◆ **Problem to solve**: Would it be possible to reproduce every entry exactly, please?

[Dataset rows for apps and sites]
<<<<

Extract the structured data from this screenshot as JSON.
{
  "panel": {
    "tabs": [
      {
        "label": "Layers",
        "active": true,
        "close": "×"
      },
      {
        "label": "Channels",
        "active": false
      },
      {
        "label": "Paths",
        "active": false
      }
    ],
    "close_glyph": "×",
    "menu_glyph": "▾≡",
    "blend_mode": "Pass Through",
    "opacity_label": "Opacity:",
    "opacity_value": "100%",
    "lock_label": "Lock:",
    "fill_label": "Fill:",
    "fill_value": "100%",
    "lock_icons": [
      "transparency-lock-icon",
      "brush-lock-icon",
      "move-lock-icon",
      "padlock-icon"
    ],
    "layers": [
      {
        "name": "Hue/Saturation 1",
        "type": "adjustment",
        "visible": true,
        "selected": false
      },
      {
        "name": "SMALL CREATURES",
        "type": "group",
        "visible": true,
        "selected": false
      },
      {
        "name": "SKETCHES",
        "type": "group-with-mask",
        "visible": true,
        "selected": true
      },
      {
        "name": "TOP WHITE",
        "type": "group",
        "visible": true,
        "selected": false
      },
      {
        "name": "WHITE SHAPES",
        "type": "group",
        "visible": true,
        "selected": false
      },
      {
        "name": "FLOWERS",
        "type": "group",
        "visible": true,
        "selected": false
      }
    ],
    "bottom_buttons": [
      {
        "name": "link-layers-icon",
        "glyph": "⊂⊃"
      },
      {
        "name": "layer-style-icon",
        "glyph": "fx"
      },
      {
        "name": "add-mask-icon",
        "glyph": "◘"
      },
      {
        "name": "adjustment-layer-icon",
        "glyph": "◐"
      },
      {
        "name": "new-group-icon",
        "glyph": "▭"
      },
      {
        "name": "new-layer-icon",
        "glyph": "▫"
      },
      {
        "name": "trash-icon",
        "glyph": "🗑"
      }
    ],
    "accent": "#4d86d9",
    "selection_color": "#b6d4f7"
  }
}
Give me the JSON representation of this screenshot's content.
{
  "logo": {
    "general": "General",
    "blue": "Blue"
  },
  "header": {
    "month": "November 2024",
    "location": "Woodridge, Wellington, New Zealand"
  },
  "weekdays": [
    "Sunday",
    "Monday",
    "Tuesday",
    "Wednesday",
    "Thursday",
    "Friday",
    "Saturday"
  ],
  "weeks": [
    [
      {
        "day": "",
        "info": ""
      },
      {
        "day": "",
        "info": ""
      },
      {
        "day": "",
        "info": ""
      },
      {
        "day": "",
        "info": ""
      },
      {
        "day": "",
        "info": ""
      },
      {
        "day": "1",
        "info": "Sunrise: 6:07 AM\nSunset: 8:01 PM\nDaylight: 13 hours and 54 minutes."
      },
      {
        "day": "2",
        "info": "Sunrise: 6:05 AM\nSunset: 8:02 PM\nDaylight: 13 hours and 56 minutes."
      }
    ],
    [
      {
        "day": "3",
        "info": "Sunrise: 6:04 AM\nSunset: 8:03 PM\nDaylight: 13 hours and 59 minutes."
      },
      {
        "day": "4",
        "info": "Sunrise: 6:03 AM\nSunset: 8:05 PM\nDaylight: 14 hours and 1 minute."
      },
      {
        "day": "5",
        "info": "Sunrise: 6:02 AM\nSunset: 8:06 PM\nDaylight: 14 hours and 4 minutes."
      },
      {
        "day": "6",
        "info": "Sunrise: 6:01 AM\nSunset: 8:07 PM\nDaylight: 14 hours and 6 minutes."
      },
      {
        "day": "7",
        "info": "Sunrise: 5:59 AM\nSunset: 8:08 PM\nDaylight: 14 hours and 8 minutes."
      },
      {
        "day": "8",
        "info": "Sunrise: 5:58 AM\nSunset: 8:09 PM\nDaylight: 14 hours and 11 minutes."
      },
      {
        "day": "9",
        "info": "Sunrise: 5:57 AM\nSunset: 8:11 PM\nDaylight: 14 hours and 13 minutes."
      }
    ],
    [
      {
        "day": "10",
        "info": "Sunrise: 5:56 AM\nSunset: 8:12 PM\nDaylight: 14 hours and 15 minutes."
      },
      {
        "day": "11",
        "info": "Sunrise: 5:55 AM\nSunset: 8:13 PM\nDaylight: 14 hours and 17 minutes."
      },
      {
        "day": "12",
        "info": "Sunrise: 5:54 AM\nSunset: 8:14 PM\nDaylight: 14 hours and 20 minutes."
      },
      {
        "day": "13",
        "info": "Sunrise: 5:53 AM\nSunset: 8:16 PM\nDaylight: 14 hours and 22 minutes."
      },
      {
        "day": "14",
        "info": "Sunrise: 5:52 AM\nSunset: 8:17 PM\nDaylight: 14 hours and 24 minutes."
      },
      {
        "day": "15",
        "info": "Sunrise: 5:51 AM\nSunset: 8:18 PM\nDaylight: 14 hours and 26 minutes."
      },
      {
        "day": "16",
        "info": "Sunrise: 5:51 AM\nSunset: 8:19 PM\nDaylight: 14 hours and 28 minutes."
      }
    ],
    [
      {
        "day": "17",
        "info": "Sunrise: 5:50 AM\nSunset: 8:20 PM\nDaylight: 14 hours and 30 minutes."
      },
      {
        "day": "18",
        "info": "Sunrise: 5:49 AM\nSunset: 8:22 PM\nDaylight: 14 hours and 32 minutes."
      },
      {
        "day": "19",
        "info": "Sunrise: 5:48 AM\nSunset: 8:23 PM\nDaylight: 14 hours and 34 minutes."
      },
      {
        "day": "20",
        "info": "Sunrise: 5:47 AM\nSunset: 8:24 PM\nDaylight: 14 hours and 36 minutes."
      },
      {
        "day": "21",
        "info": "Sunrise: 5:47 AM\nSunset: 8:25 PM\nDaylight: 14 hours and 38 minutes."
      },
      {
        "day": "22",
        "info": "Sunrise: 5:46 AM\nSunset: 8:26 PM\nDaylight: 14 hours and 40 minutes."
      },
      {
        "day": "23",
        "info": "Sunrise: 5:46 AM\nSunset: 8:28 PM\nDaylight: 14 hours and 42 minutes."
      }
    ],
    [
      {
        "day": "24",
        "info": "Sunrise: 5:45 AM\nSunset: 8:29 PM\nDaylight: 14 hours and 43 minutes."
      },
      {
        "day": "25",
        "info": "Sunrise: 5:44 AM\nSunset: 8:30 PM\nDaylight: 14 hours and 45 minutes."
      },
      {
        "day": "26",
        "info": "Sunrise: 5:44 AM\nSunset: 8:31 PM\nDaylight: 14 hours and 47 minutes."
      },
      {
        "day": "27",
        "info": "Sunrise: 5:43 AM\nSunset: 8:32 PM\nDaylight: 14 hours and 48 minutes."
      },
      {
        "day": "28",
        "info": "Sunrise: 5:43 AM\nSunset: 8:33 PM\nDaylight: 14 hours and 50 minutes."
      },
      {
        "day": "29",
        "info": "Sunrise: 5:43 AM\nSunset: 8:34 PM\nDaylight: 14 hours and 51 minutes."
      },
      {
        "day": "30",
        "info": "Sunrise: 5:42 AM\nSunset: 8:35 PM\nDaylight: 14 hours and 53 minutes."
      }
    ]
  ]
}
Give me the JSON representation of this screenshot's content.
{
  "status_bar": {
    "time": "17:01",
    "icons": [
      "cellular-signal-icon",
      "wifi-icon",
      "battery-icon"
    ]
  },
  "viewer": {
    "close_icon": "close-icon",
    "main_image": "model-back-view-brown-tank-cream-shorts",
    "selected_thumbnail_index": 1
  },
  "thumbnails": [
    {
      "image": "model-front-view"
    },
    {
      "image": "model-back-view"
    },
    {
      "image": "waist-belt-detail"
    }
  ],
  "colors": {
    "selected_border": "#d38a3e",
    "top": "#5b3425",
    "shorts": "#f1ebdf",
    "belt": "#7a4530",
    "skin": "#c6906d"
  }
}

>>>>

◆ **Exercise result**:
Extract the structured data from this screenshot as JSON.
{
  "panel": {
    "tabs": [
      {
        "label": "Layers",
        "active": true,
        "close": "×"
      },
      {
        "label": "Channels",
        "active": false
      },
      {
        "label": "Paths",
        "active": false
      }
    ],
    "close_glyph": "×",
    "menu_glyph": "▾≡",
    "blend_mode": "Pass Through",
    "opacity_label": "Opacity:",
    "opacity_value": "100%",
    "lock_label": "Lock:",
    "fill_label": "Fill:",
    "fill_value": "100%",
    "lock_icons": [
      "transparency-lock-icon",
      "brush-lock-icon",
      "move-lock-icon",
      "padlock-icon"
    ],
    "layers": [
      {
        "name": "Hue/Saturation 1",
        "type": "adjustment",
        "visible": true,
        "selected": false
      },
      {
        "name": "SMALL CREATURES",
        "type": "group",
        "visible": true,
        "selected": false
      },
      {
        "name": "SKETCHES",
        "type": "group-with-mask",
        "visible": true,
        "selected": true
      },
      {
        "name": "TOP WHITE",
        "type": "group",
        "visible": true,
        "selected": false
      },
      {
        "name": "WHITE SHAPES",
        "type": "group",
        "visible": true,
        "selected": false
      },
      {
        "name": "FLOWERS",
        "type": "group",
        "visible": true,
        "selected": false
      }
    ],
    "bottom_buttons": [
      {
        "name": "link-layers-icon",
        "glyph": "⊂⊃"
      },
      {
        "name": "layer-style-icon",
        "glyph": "fx"
      },
      {
        "name": "add-mask-icon",
        "glyph": "◘"
      },
      {
        "name": "adjustment-layer-icon",
        "glyph": "◐"
      },
      {
        "name": "new-group-icon",
        "glyph": "▭"
      },
      {
        "name": "new-layer-icon",
        "glyph": "▫"
      },
      {
        "name": "trash-icon",
        "glyph": "🗑"
      }
    ],
    "accent": "#4d86d9",
    "selection_color": "#b6d4f7"
  }
}
Give me the JSON representation of this screenshot's content.
{
  "logo": {
    "general": "General",
    "blue": "Blue"
  },
  "header": {
    "month": "November 2024",
    "location": "Woodridge, Wellington, New Zealand"
  },
  "weekdays": [
    "Sunday",
    "Monday",
    "Tuesday",
    "Wednesday",
    "Thursday",
    "Friday",
    "Saturday"
  ],
  "weeks": [
    [
      {
        "day": "",
        "info": ""
      },
      {
        "day": "",
        "info": ""
      },
      {
        "day": "",
        "info": ""
      },
      {
        "day": "",
        "info": ""
      },
      {
        "day": "",
        "info": ""
      },
      {
        "day": "1",
        "info": "Sunrise: 6:07 AM\nSunset: 8:01 PM\nDaylight: 13 hours and 54 minutes."
      },
      {
        "day": "2",
        "info": "Sunrise: 6:05 AM\nSunset: 8:02 PM\nDaylight: 13 hours and 56 minutes."
      }
    ],
    [
      {
        "day": "3",
        "info": "Sunrise: 6:04 AM\nSunset: 8:03 PM\nDaylight: 13 hours and 59 minutes."
      },
      {
        "day": "4",
        "info": "Sunrise: 6:03 AM\nSunset: 8:05 PM\nDaylight: 14 hours and 1 minute."
      },
      {
        "day": "5",
        "info": "Sunrise: 6:02 AM\nSunset: 8:06 PM\nDaylight: 14 hours and 4 minutes."
      },
      {
        "day": "6",
        "info": "Sunrise: 6:01 AM\nSunset: 8:07 PM\nDaylight: 14 hours and 6 minutes."
      },
      {
        "day": "7",
        "info": "Sunrise: 5:59 AM\nSunset: 8:08 PM\nDaylight: 14 hours and 8 minutes."
      },
      {
        "day": "8",
        "info": "Sunrise: 5:58 AM\nSunset: 8:09 PM\nDaylight: 14 hours and 11 minutes."
      },
      {
        "day": "9",
        "info": "Sunrise: 5:57 AM\nSunset: 8:11 PM\nDaylight: 14 hours and 13 minutes."
      }
    ],
    [
      {
        "day": "10",
        "info": "Sunrise: 5:56 AM\nSunset: 8:12 PM\nDaylight: 14 hours and 15 minutes."
      },
      {
        "day": "11",
        "info": "Sunrise: 5:55 AM\nSunset: 8:13 PM\nDaylight: 14 hours and 17 minutes."
      },
      {
        "day": "12",
        "info": "Sunrise: 5:54 AM\nSunset: 8:14 PM\nDaylight: 14 hours and 20 minutes."
      },
      {
        "day": "13",
        "info": "Sunrise: 5:53 AM\nSunset: 8:16 PM\nDaylight: 14 hours and 22 minutes."
      },
      {
        "day": "14",
        "info": "Sunrise: 5:52 AM\nSunset: 8:17 PM\nDaylight: 14 hours and 24 minutes."
      },
      {
        "day": "15",
        "info": "Sunrise: 5:51 AM\nSunset: 8:18 PM\nDaylight: 14 hours and 26 minutes."
      },
      {
        "day": "16",
        "info": "Sunrise: 5:51 AM\nSunset: 8:19 PM\nDaylight: 14 hours and 28 minutes."
      }
    ],
    [
      {
        "day": "17",
        "info": "Sunrise: 5:50 AM\nSunset: 8:20 PM\nDaylight: 14 hours and 30 minutes."
      },
      {
        "day": "18",
        "info": "Sunrise: 5:49 AM\nSunset: 8:22 PM\nDaylight: 14 hours and 32 minutes."
      },
      {
        "day": "19",
        "info": "Sunrise: 5:48 AM\nSunset: 8:23 PM\nDaylight: 14 hours and 34 minutes."
      },
      {
        "day": "20",
        "info": "Sunrise: 5:47 AM\nSunset: 8:24 PM\nDaylight: 14 hours and 36 minutes."
      },
      {
        "day": "21",
        "info": "Sunrise: 5:47 AM\nSunset: 8:25 PM\nDaylight: 14 hours and 38 minutes."
      },
      {
        "day": "22",
        "info": "Sunrise: 5:46 AM\nSunset: 8:26 PM\nDaylight: 14 hours and 40 minutes."
      },
      {
        "day": "23",
        "info": "Sunrise: 5:46 AM\nSunset: 8:28 PM\nDaylight: 14 hours and 42 minutes."
      }
    ],
    [
      {
        "day": "24",
        "info": "Sunrise: 5:45 AM\nSunset: 8:29 PM\nDaylight: 14 hours and 43 minutes."
      },
      {
        "day": "25",
        "info": "Sunrise: 5:44 AM\nSunset: 8:30 PM\nDaylight: 14 hours and 45 minutes."
      },
      {
        "day": "26",
        "info": "Sunrise: 5:44 AM\nSunset: 8:31 PM\nDaylight: 14 hours and 47 minutes."
      },
      {
        "day": "27",
        "info": "Sunrise: 5:43 AM\nSunset: 8:32 PM\nDaylight: 14 hours and 48 minutes."
      },
      {
        "day": "28",
        "info": "Sunrise: 5:43 AM\nSunset: 8:33 PM\nDaylight: 14 hours and 50 minutes."
      },
      {
        "day": "29",
        "info": "Sunrise: 5:43 AM\nSunset: 8:34 PM\nDaylight: 14 hours and 51 minutes."
      },
      {
        "day": "30",
        "info": "Sunrise: 5:42 AM\nSunset: 8:35 PM\nDaylight: 14 hours and 53 minutes."
      }
    ]
  ]
}
Give me the JSON representation of this screenshot's content.
{
  "status_bar": {
    "time": "17:01",
    "icons": [
      "cellular-signal-icon",
      "wifi-icon",
      "battery-icon"
    ]
  },
  "viewer": {
    "close_icon": "close-icon",
    "main_image": "model-back-view-brown-tank-cream-shorts",
    "selected_thumbnail_index": 1
  },
  "thumbnails": [
    {
      "image": "model-front-view"
    },
    {
      "image": "model-back-view"
    },
    {
      "image": "waist-belt-detail"
    }
  ],
  "colors": {
    "selected_border": "#d38a3e",
    "top": "#5b3425",
    "shorts": "#f1ebdf",
    "belt": "#7a4530",
    "skin": "#c6906d"
  }
}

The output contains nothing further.